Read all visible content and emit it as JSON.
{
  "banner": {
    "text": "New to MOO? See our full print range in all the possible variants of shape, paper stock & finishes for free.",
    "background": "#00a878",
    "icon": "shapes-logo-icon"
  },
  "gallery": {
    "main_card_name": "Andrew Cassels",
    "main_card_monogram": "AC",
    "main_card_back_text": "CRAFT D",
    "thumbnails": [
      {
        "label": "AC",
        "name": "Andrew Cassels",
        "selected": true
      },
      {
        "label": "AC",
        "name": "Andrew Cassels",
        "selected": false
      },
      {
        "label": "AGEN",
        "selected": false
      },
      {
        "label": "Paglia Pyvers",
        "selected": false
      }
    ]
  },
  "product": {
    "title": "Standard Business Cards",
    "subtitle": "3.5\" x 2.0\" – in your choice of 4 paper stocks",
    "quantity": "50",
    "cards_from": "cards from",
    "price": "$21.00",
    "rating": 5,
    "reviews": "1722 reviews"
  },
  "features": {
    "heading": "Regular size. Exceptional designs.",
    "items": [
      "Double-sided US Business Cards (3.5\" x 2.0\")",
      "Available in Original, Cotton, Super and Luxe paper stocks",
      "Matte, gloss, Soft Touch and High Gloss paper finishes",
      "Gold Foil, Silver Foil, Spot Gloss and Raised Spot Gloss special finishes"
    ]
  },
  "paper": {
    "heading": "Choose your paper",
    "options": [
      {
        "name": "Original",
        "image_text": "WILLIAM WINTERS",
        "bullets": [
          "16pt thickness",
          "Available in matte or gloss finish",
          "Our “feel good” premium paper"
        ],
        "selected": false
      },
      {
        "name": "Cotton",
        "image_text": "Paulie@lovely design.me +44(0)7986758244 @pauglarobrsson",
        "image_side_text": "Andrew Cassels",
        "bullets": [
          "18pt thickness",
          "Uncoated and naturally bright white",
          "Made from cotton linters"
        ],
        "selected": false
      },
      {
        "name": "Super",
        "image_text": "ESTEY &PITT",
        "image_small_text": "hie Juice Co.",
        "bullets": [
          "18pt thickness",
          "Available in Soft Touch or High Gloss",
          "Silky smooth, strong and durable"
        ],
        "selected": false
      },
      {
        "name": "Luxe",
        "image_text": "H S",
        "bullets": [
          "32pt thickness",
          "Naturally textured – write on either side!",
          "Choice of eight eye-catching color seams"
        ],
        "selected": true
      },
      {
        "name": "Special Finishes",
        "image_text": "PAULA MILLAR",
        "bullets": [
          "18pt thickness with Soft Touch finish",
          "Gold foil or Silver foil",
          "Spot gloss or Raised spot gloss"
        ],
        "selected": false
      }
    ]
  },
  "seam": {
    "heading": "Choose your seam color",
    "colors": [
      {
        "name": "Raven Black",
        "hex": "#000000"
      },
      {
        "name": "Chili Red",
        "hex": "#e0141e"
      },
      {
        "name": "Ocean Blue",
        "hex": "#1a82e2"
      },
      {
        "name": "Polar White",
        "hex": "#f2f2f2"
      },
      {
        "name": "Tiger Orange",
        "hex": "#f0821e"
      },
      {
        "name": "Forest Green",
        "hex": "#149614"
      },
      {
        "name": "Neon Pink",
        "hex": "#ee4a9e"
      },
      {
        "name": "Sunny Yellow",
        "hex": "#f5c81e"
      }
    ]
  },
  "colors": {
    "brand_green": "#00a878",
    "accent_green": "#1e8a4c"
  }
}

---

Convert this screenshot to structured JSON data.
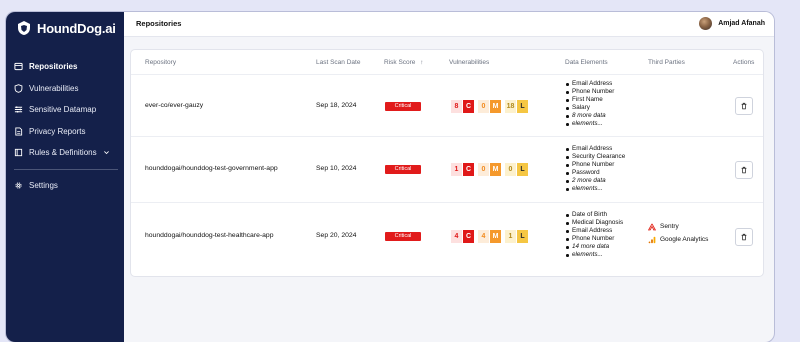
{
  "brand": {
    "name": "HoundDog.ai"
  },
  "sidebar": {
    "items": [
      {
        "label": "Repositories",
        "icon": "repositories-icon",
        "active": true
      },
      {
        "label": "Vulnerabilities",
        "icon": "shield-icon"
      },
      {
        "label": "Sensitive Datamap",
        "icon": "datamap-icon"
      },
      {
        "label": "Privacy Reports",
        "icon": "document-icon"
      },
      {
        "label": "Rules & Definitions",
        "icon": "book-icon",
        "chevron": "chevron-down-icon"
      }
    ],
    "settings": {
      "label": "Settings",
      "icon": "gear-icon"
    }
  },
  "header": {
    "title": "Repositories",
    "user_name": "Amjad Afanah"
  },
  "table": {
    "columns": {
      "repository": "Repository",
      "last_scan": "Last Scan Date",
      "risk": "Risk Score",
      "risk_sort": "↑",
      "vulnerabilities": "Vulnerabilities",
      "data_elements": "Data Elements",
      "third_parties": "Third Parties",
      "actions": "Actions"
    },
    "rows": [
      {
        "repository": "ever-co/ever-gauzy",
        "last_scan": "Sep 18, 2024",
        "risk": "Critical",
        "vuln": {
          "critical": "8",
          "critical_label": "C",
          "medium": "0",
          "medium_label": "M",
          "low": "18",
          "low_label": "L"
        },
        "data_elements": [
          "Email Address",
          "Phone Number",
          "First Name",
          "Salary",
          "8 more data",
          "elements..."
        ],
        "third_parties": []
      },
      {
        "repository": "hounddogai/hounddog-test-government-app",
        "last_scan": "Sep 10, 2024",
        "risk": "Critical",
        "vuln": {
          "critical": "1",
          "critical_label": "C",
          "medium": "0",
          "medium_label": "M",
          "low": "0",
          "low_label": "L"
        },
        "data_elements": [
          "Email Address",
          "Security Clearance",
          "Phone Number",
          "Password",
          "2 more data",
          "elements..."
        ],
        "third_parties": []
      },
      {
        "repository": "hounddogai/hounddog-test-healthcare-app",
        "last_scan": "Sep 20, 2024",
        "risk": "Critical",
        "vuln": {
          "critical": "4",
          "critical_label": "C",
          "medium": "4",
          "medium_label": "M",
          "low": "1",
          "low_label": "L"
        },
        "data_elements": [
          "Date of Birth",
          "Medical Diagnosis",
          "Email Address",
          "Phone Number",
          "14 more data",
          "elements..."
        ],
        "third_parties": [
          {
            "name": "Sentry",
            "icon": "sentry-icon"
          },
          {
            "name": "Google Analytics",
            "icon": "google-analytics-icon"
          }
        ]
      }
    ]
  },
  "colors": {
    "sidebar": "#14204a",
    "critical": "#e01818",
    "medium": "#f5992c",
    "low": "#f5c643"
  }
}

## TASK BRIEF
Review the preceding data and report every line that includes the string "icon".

## RESPONSE
    "icon": "shapes-logo-icon"
        "icon": "repositories-icon",
        "icon": "shield-icon"
        "icon": "datamap-icon"
        "icon": "document-icon"
        "icon": "book-icon",
        "chevron": "chevron-down-icon"
      "icon": "gear-icon"
            "icon": "sentry-icon"
            "icon": "google-analytics-icon"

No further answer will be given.